(THE DATA Opens)

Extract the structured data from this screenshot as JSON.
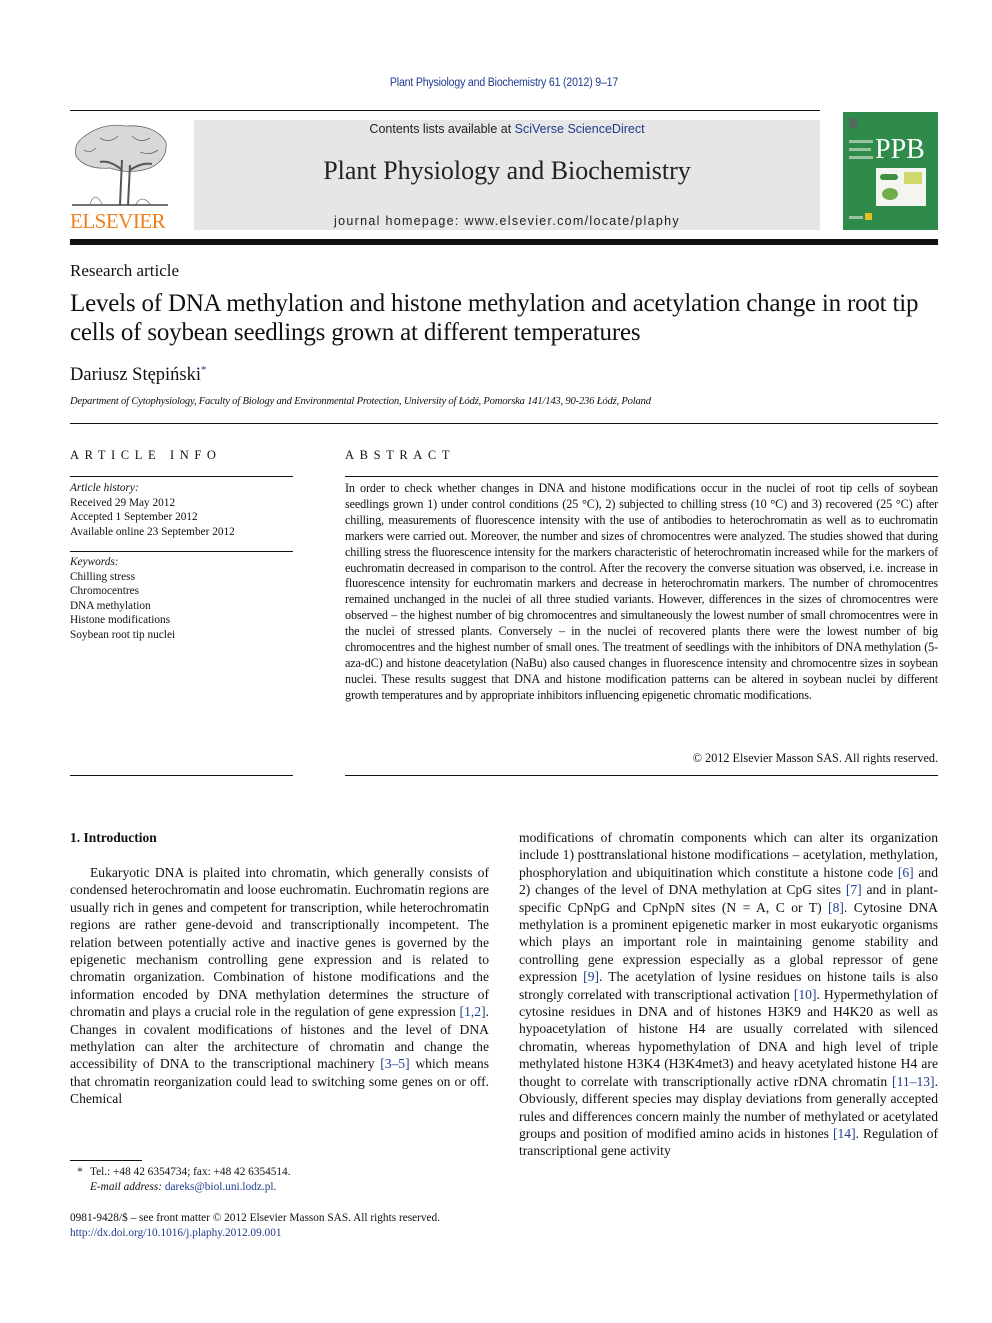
{
  "header": {
    "journal_citation": "Plant Physiology and Biochemistry 61 (2012) 9–17",
    "contents_prefix": "Contents lists available at ",
    "contents_link": "SciVerse ScienceDirect",
    "journal_name": "Plant Physiology and Biochemistry",
    "homepage_prefix": "journal homepage: ",
    "homepage_url": "www.elsevier.com/locate/plaphy",
    "publisher_logo_text": "ELSEVIER",
    "cover_abbrev": "PPB"
  },
  "colors": {
    "link": "#1f3b8f",
    "elsevier_orange": "#f07f1a",
    "cover_green": "#2e8b4a",
    "banner_gray": "#e6e6e6"
  },
  "article": {
    "type": "Research article",
    "title": "Levels of DNA methylation and histone methylation and acetylation change in root tip cells of soybean seedlings grown at different temperatures",
    "author": "Dariusz Stępiński",
    "author_mark": "*",
    "affiliation": "Department of Cytophysiology, Faculty of Biology and Environmental Protection, University of Łódź, Pomorska 141/143, 90-236 Łódź, Poland"
  },
  "article_info": {
    "heading": "ARTICLE INFO",
    "history_label": "Article history:",
    "history": [
      "Received 29 May 2012",
      "Accepted 1 September 2012",
      "Available online 23 September 2012"
    ],
    "keywords_label": "Keywords:",
    "keywords": [
      "Chilling stress",
      "Chromocentres",
      "DNA methylation",
      "Histone modifications",
      "Soybean root tip nuclei"
    ]
  },
  "abstract": {
    "heading": "ABSTRACT",
    "text": "In order to check whether changes in DNA and histone modifications occur in the nuclei of root tip cells of soybean seedlings grown 1) under control conditions (25 °C), 2) subjected to chilling stress (10 °C) and 3) recovered (25 °C) after chilling, measurements of fluorescence intensity with the use of antibodies to heterochromatin as well as to euchromatin markers were carried out. Moreover, the number and sizes of chromocentres were analyzed. The studies showed that during chilling stress the fluorescence intensity for the markers characteristic of heterochromatin increased while for the markers of euchromatin decreased in comparison to the control. After the recovery the converse situation was observed, i.e. increase in fluorescence intensity for euchromatin markers and decrease in heterochromatin markers. The number of chromocentres remained unchanged in the nuclei of all three studied variants. However, differences in the sizes of chromocentres were observed – the highest number of big chromocentres and simultaneously the lowest number of small chromocentres were in the nuclei of stressed plants. Conversely – in the nuclei of recovered plants there were the lowest number of big chromocentres and the highest number of small ones. The treatment of seedlings with the inhibitors of DNA methylation (5-aza-dC) and histone deacetylation (NaBu) also caused changes in fluorescence intensity and chromocentre sizes in soybean nuclei. These results suggest that DNA and histone modification patterns can be altered in soybean nuclei by different growth temperatures and by appropriate inhibitors influencing epigenetic chromatic modifications.",
    "copyright": "© 2012 Elsevier Masson SAS. All rights reserved."
  },
  "intro": {
    "heading": "1.  Introduction",
    "left": [
      {
        "t": "Eukaryotic DNA is plaited into chromatin, which generally consists of condensed heterochromatin and loose euchromatin. Euchromatin regions are usually rich in genes and competent for transcription, while heterochromatin regions are rather gene-devoid and transcriptionally incompetent. The relation between potentially active and inactive genes is governed by the epigenetic mechanism controlling gene expression and is related to chromatin organization. Combination of histone modifications and the information encoded by DNA methylation determines the structure of chromatin and plays a crucial role in the regulation of gene expression "
      },
      {
        "ref": "[1,2]"
      },
      {
        "t": ". Changes in covalent modifications of histones and the level of DNA methylation can alter the architecture of chromatin and change the accessibility of DNA to the transcriptional machinery "
      },
      {
        "ref": "[3–5]"
      },
      {
        "t": " which means that chromatin reorganization could lead to switching some genes on or off. Chemical"
      }
    ],
    "right": [
      {
        "t": "modifications of chromatin components which can alter its organization include 1) posttranslational histone modifications – acetylation, methylation, phosphorylation and ubiquitination which constitute a histone code "
      },
      {
        "ref": "[6]"
      },
      {
        "t": " and 2) changes of the level of DNA methylation at CpG sites "
      },
      {
        "ref": "[7]"
      },
      {
        "t": " and in plant-specific CpNpG and CpNpN sites (N = A, C or T) "
      },
      {
        "ref": "[8]"
      },
      {
        "t": ". Cytosine DNA methylation is a prominent epigenetic marker in most eukaryotic organisms which plays an important role in maintaining genome stability and controlling gene expression especially as a global repressor of gene expression "
      },
      {
        "ref": "[9]"
      },
      {
        "t": ". The acetylation of lysine residues on histone tails is also strongly correlated with transcriptional activation "
      },
      {
        "ref": "[10]"
      },
      {
        "t": ". Hypermethylation of cytosine residues in DNA and of histones H3K9 and H4K20 as well as hypoacetylation of histone H4 are usually correlated with silenced chromatin, whereas hypomethylation of DNA and high level of triple methylated histone H3K4 (H3K4met3) and heavy acetylated histone H4 are thought to correlate with transcriptionally active rDNA chromatin "
      },
      {
        "ref": "[11–13]"
      },
      {
        "t": ". Obviously, different species may display deviations from generally accepted rules and differences concern mainly the number of methylated or acetylated groups and position of modified amino acids in histones "
      },
      {
        "ref": "[14]"
      },
      {
        "t": ". Regulation of transcriptional gene activity"
      }
    ]
  },
  "footnote": {
    "mark": "*",
    "contact": "Tel.: +48 42 6354734; fax: +48 42 6354514.",
    "email_label": "E-mail address: ",
    "email": "dareks@biol.uni.lodz.pl",
    "email_end": "."
  },
  "front_matter": {
    "issn_line": "0981-9428/$ – see front matter © 2012 Elsevier Masson SAS. All rights reserved.",
    "doi": "http://dx.doi.org/10.1016/j.plaphy.2012.09.001"
  }
}
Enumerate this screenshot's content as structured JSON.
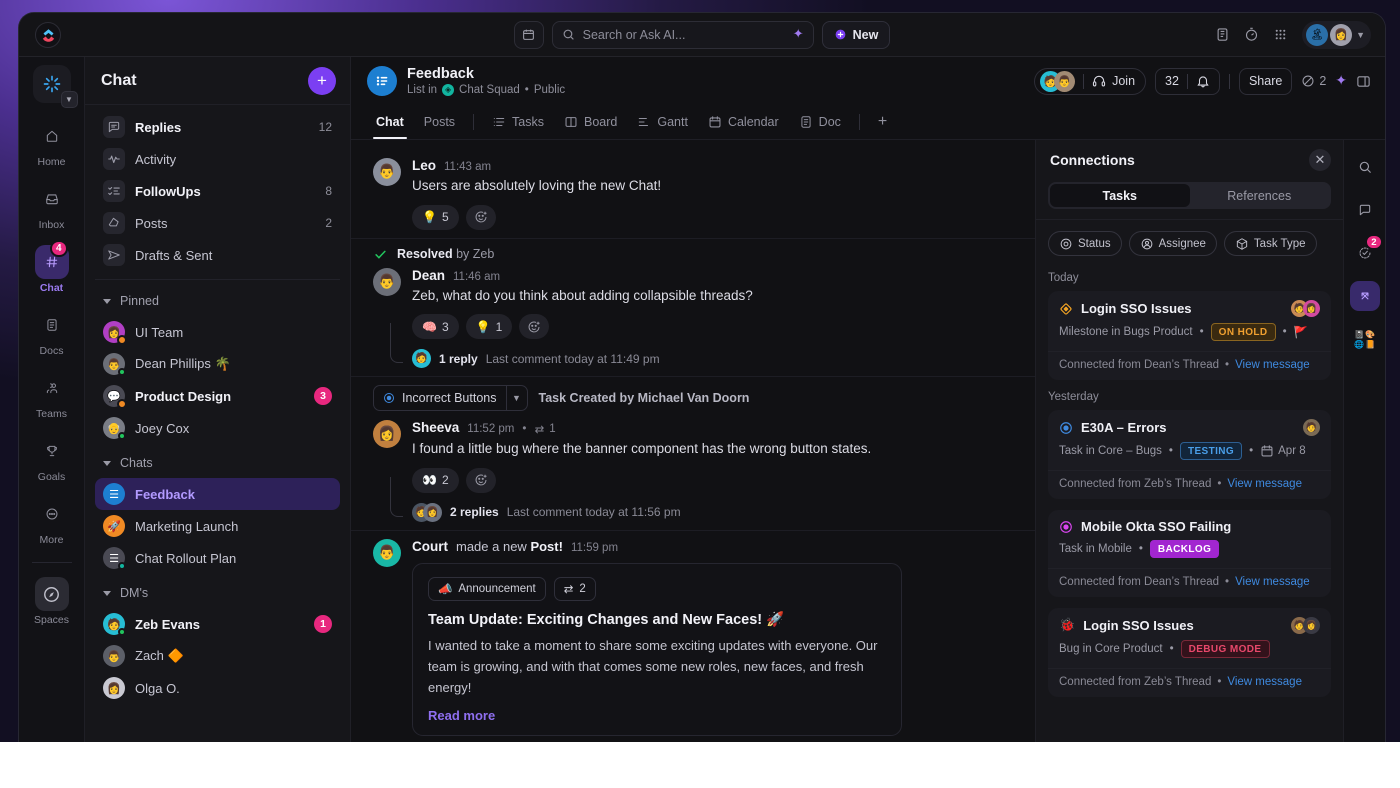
{
  "topbar": {
    "calendar_icon": "calendar-icon",
    "search_placeholder": "Search or Ask AI...",
    "ai_icon": "sparkle-icon",
    "new_label": "New",
    "icons": [
      "clipboard-icon",
      "stopwatch-icon",
      "apps-grid-icon"
    ]
  },
  "rail": {
    "logo": "clickup-logo",
    "items": [
      {
        "label": "Home",
        "icon": "home-icon",
        "badge": ""
      },
      {
        "label": "Inbox",
        "icon": "inbox-icon",
        "badge": ""
      },
      {
        "label": "Chat",
        "icon": "hash-icon",
        "badge": "4"
      },
      {
        "label": "Docs",
        "icon": "doc-icon",
        "badge": ""
      },
      {
        "label": "Teams",
        "icon": "teams-icon",
        "badge": ""
      },
      {
        "label": "Goals",
        "icon": "trophy-icon",
        "badge": ""
      },
      {
        "label": "More",
        "icon": "ellipsis-icon",
        "badge": ""
      }
    ],
    "spaces_label": "Spaces"
  },
  "sidebar": {
    "title": "Chat",
    "add_label": "+",
    "nav": [
      {
        "label": "Replies",
        "count": "12",
        "icon": "reply-bubble-icon",
        "bold": true
      },
      {
        "label": "Activity",
        "count": "",
        "icon": "activity-pulse-icon",
        "bold": false
      },
      {
        "label": "FollowUps",
        "count": "8",
        "icon": "checklist-icon",
        "bold": true
      },
      {
        "label": "Posts",
        "count": "2",
        "icon": "post-icon",
        "bold": false
      },
      {
        "label": "Drafts & Sent",
        "count": "",
        "icon": "send-icon",
        "bold": false
      }
    ],
    "groups": [
      {
        "label": "Pinned",
        "items": [
          {
            "label": "UI Team",
            "badge": "",
            "bold": false,
            "color": "#b13fc4",
            "glyph": "👩",
            "dot": "",
            "pin": true
          },
          {
            "label": "Dean Phillips 🌴",
            "badge": "",
            "bold": false,
            "color": "#6c6f78",
            "glyph": "👨",
            "dot": "#22c55e",
            "pin": false
          },
          {
            "label": "Product Design",
            "badge": "3",
            "bold": true,
            "color": "#4a4a54",
            "glyph": "💬",
            "dot": "",
            "pin": true
          },
          {
            "label": "Joey Cox",
            "badge": "",
            "bold": false,
            "color": "#7a7d86",
            "glyph": "👴",
            "dot": "#22c55e",
            "pin": false
          }
        ]
      },
      {
        "label": "Chats",
        "items": [
          {
            "label": "Feedback",
            "badge": "",
            "bold": false,
            "color": "#1d7fd1",
            "glyph": "☰",
            "dot": "",
            "selected": true
          },
          {
            "label": "Marketing Launch",
            "badge": "",
            "bold": false,
            "color": "#f08a24",
            "glyph": "🚀",
            "dot": ""
          },
          {
            "label": "Chat Rollout Plan",
            "badge": "",
            "bold": false,
            "color": "#4a4a54",
            "glyph": "☰",
            "dot": "#12b5a0"
          }
        ]
      },
      {
        "label": "DM's",
        "items": [
          {
            "label": "Zeb Evans",
            "badge": "1",
            "bold": true,
            "color": "#27bdd4",
            "glyph": "🧑",
            "dot": "#22c55e"
          },
          {
            "label": "Zach 🔶",
            "badge": "",
            "bold": false,
            "color": "#5c5f68",
            "glyph": "👨",
            "dot": ""
          },
          {
            "label": "Olga O.",
            "badge": "",
            "bold": false,
            "color": "#c9c9d2",
            "glyph": "👩",
            "dot": ""
          }
        ]
      }
    ]
  },
  "channel": {
    "name": "Feedback",
    "subtitle_prefix": "List in",
    "space": "Chat Squad",
    "visibility": "Public",
    "members_label": "",
    "join_label": "Join",
    "member_count": "32",
    "bell_icon": "bell-icon",
    "share_label": "Share",
    "link_count": "2",
    "ai_icon": "sparkle-icon",
    "panel_icon": "panel-toggle-icon",
    "tabs": [
      {
        "label": "Chat",
        "icon": "",
        "active": true
      },
      {
        "label": "Posts",
        "icon": "",
        "active": false
      },
      {
        "label": "Tasks",
        "icon": "list-icon",
        "active": false
      },
      {
        "label": "Board",
        "icon": "board-icon",
        "active": false
      },
      {
        "label": "Gantt",
        "icon": "gantt-icon",
        "active": false
      },
      {
        "label": "Calendar",
        "icon": "calendar-icon",
        "active": false
      },
      {
        "label": "Doc",
        "icon": "doc-icon",
        "active": false
      }
    ],
    "add_tab": "+"
  },
  "messages": [
    {
      "type": "message",
      "author": "Leo",
      "time": "11:43 am",
      "avatar_color": "#8a8f9c",
      "avatar_glyph": "👨",
      "text": "Users are absolutely loving the new Chat!",
      "reactions": [
        {
          "emoji": "💡",
          "count": "5"
        }
      ],
      "add_reaction_icon": "add-reaction-icon"
    },
    {
      "type": "message",
      "resolved_label": "Resolved",
      "resolved_by": "by Zeb",
      "author": "Dean",
      "time": "11:46 am",
      "avatar_color": "#6c6f78",
      "avatar_glyph": "👨",
      "text": "Zeb, what do you think about adding collapsible threads?",
      "reactions": [
        {
          "emoji": "🧠",
          "count": "3"
        },
        {
          "emoji": "💡",
          "count": "1"
        }
      ],
      "add_reaction_icon": "add-reaction-icon",
      "thread_count": "1 reply",
      "thread_meta": "Last comment today at 11:49 pm",
      "thread_avatars": [
        "#27bdd4"
      ]
    },
    {
      "type": "message",
      "task_chip": "Incorrect Buttons",
      "task_note": "Task Created by Michael Van Doorn",
      "author": "Sheeva",
      "time": "11:52 pm",
      "edit_count": "1",
      "avatar_color": "#c1803f",
      "avatar_glyph": "👩",
      "text": "I found a little bug where the banner component has the wrong button states.",
      "reactions": [
        {
          "emoji": "👀",
          "count": "2"
        }
      ],
      "add_reaction_icon": "add-reaction-icon",
      "thread_count": "2 replies",
      "thread_meta": "Last comment today at 11:56 pm",
      "thread_avatars": [
        "#4b5563",
        "#6b7280"
      ]
    },
    {
      "type": "post",
      "author": "Court",
      "action": "made a new",
      "action_bold": "Post!",
      "time": "11:59 pm",
      "avatar_color": "#19b8a6",
      "avatar_glyph": "👨",
      "chips": [
        {
          "emoji": "📣",
          "label": "Announcement"
        },
        {
          "emoji": "⇄",
          "label": "2"
        }
      ],
      "title": "Team Update: Exciting Changes and New Faces! 🚀",
      "body": "I wanted to take a moment to share some exciting updates with everyone. Our team is growing, and with that comes some new roles, new faces, and fresh energy!",
      "read_more": "Read more"
    }
  ],
  "connections": {
    "title": "Connections",
    "close_icon": "close-icon",
    "tabs": [
      {
        "label": "Tasks",
        "active": true
      },
      {
        "label": "References",
        "active": false
      }
    ],
    "filters": [
      {
        "label": "Status",
        "icon": "target-icon"
      },
      {
        "label": "Assignee",
        "icon": "person-circle-icon"
      },
      {
        "label": "Task Type",
        "icon": "cube-icon"
      }
    ],
    "groups": [
      {
        "day": "Today",
        "cards": [
          {
            "icon": "milestone-diamond-icon",
            "icon_color": "#f5a524",
            "name": "Login SSO Issues",
            "meta": "Milestone in Bugs Product",
            "status": "ON HOLD",
            "status_color": "#f0a030",
            "status_bg": "#3a2a10",
            "status_border": "#8a6520",
            "extra_icon": "flag-icon",
            "due": "",
            "avatars": [
              "#c98a55",
              "#d24aa0"
            ],
            "footer": "Connected from Dean’s Thread",
            "footer_link": "View message"
          }
        ]
      },
      {
        "day": "Yesterday",
        "cards": [
          {
            "icon": "task-circle-icon",
            "icon_color": "#3f8ae0",
            "name": "E30A – Errors",
            "meta": "Task in Core – Bugs",
            "status": "TESTING",
            "status_color": "#4a9ee8",
            "status_bg": "#12253a",
            "status_border": "#2d5f92",
            "extra_icon": "calendar-icon",
            "due": "Apr 8",
            "avatars": [
              "#7a6a55"
            ],
            "footer": "Connected from Zeb’s Thread",
            "footer_link": "View message"
          },
          {
            "icon": "task-circle-icon",
            "icon_color": "#d946ef",
            "name": "Mobile Okta SSO Failing",
            "meta": "Task in Mobile",
            "status": "BACKLOG",
            "status_color": "#ffffff",
            "status_bg": "#a226d0",
            "status_border": "#a226d0",
            "extra_icon": "",
            "due": "",
            "avatars": [],
            "footer": "Connected from Dean’s Thread",
            "footer_link": "View message"
          },
          {
            "icon": "bug-icon",
            "icon_color": "#e8486b",
            "name": "Login SSO Issues",
            "meta": "Bug in Core Product",
            "status": "DEBUG MODE",
            "status_color": "#e8486b",
            "status_bg": "#33121b",
            "status_border": "#7a2838",
            "extra_icon": "",
            "due": "",
            "avatars": [
              "#8a6a4a",
              "#3a3a44"
            ],
            "footer": "Connected from Zeb’s Thread",
            "footer_link": "View message"
          }
        ]
      }
    ]
  },
  "right_rail": [
    {
      "icon": "search-icon",
      "badge": "",
      "active": false
    },
    {
      "icon": "comment-icon",
      "badge": "",
      "active": false
    },
    {
      "icon": "check-circle-icon",
      "badge": "2",
      "active": false
    },
    {
      "icon": "connections-icon",
      "badge": "",
      "active": true
    },
    {
      "icon": "apps-icon",
      "badge": "",
      "active": false
    }
  ],
  "colors": {
    "accent": "#7b3ff2",
    "badge": "#e8287f",
    "link": "#3f8ae0",
    "selected_bg": "#2d2159"
  }
}
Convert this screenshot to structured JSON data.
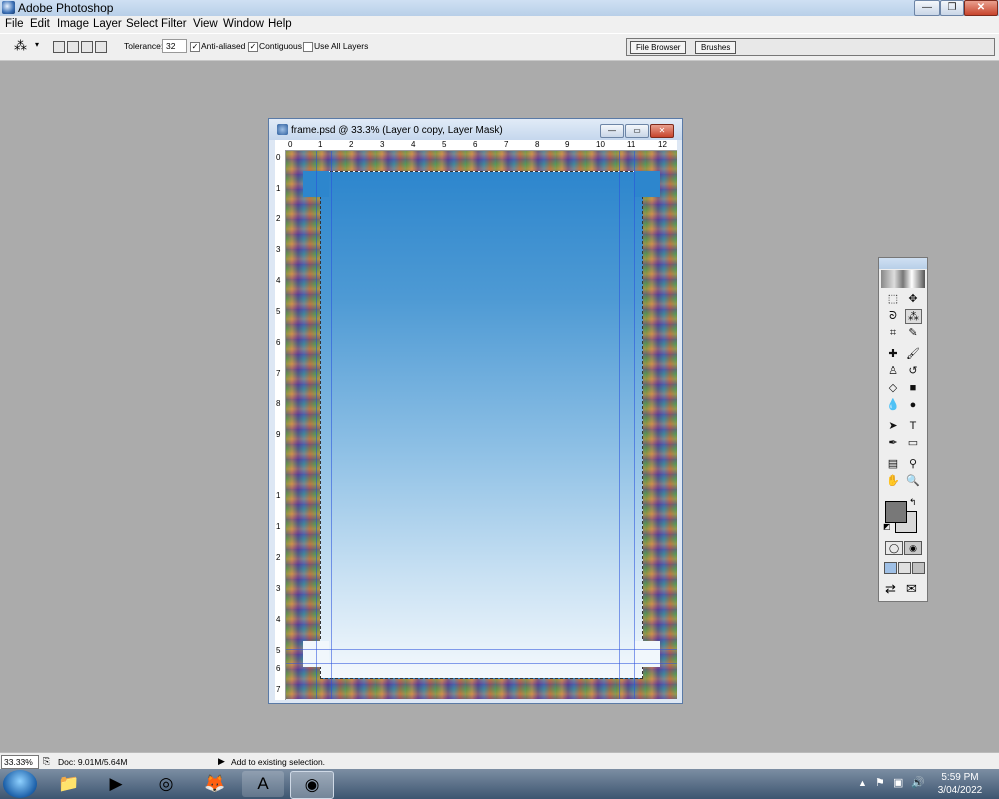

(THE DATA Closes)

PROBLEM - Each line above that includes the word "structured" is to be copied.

RESPONSE BELOW -
Extract the structured data from this screenshot as JSON.
Enumerate this screenshot's content as structured JSON.
Convert this screenshot to structured JSON data.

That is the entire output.